artists & participants
The sixteenth century was a key period for the development of drawing in Europe. The wide range of drawing types, the variety of regional and individual styles and the importance which artists gave to this medium meant that this was a particularly important time for the development of the technique. Painters learned that drawing was not just a practical exercise for the purposes of study, but that it allowed them great freedom to express their imagination and individual artistic personality.
The present exhibition features a selection of seventy drawings, all of which entered the Museum as part of the bequest of the collector, Pedro Fernández Durán (1846-1930). Together they offer an overview of the variety and techniques of Italian sixteenth-century drawings. The bequest, which came to the Museum in 1931, is the core of the Prado's collection of drawings, along with those originally in the Spanish royal collection.

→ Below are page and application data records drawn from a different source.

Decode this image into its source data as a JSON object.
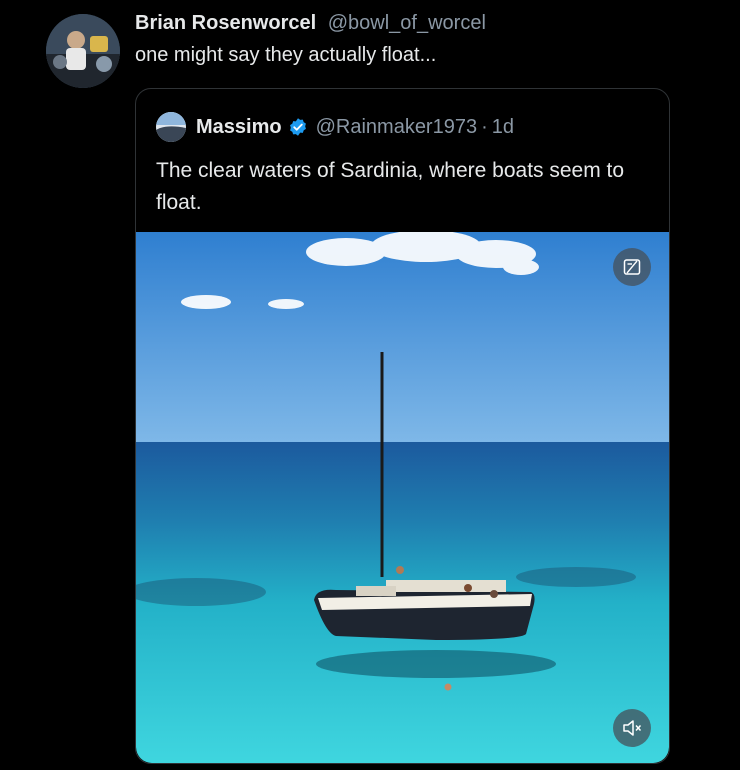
{
  "tweet": {
    "author_name": "Brian Rosenworcel",
    "author_handle": "@bowl_of_worcel",
    "text": "one might say they actually float..."
  },
  "quoted_tweet": {
    "author_name": "Massimo",
    "author_handle": "@Rainmaker1973",
    "separator": "·",
    "time": "1d",
    "text": "The clear waters of Sardinia, where boats seem to float.",
    "verified": true,
    "verified_color": "#1d9bf0"
  },
  "media": {
    "type": "video",
    "controls": [
      "video-settings-icon",
      "mute-icon"
    ]
  },
  "colors": {
    "background": "#000000",
    "primary_text": "#e7e9ea",
    "secondary_text": "#8b98a5",
    "border": "#2f3336"
  }
}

The exhibition aims to explain the intrinsic importance of the medium of drawing, as well as the way in which it was used by artists. Along with highly finished works which were used as modelli for paintings, it also includes rapid compositional sketches, primi pensieri ('first thoughts'), and figure studies of a greater or lesser degree of finish. The organization of the exhibition reflects this variety of types and artists, with the drawings grouped by geographical regions, allowing for an appreciation of the different characteristics of each.
The exhibition opens with Florentine drawings, including the magnificent Study for a Female Figure with Drapery by Andrea del Sarto (1486-1530) and Saint Luke painting the Virgin by GiorgioVasari (1511-1575). It continues with a group of artists who were mainly active in Rome, led by Federico Zuccaro (1540/1-1609) with his Dignitary kneeling before the Pope to receive a Chain and other Honours. Next come Genoese drawings, notably the work of Luca Cambiaso (1527-1585), in particular his Hercules shooting with a Bow, as well as Giovanni Battista Castello (1509-1569) known as "Il Bergamasco", represented by the brilliant, rapidly-executed Mars and Apollo. Alongside these sheets is one of the key works in the exhibition, the Project for a Mural Decoration by Annibale Carracci (1560-1609).
The exhibition then focuses on the figure of Michelangelo. Two figure studies by the artist for the Last Judgement in the Sistine Chapel have recently been identified in the Prado's collection. Displayed nearby are works by the followers of Raphael: Giulio Romano, Perino del Vaga and Polidoro da Caravaggio. These drawings offer the opportunity to fully appreciate the mastery of drawing, with their perfect grasp of anatomy, movement and the effects of light on form.
There follows a further selection of Genoese drawings, together with a group of works by artists from northern Italy. Among these, the Venetian school was par-ticularly important, characterised by its luminosity and compositional inventiveness. The exhibition is accompanied by the publication of Volume V of the catalogue of drawings in the Museo del Prado. It covers the sixteenth-century Italian drawings in the collection and is written by the Renaissance and Baroque drawings specialist, Nicholas Turner.
only in german
Un siglo de dibujos italianos en el Prado
Werke von Andrea del Sarto, Giorgio Vasari, Federico Zuccaro, Luca Cambiaso, Giovanni Battista Castello, Annibale Carracci, Michelangelo Buonarroti, Giulio Romano, Perino del Vaga ...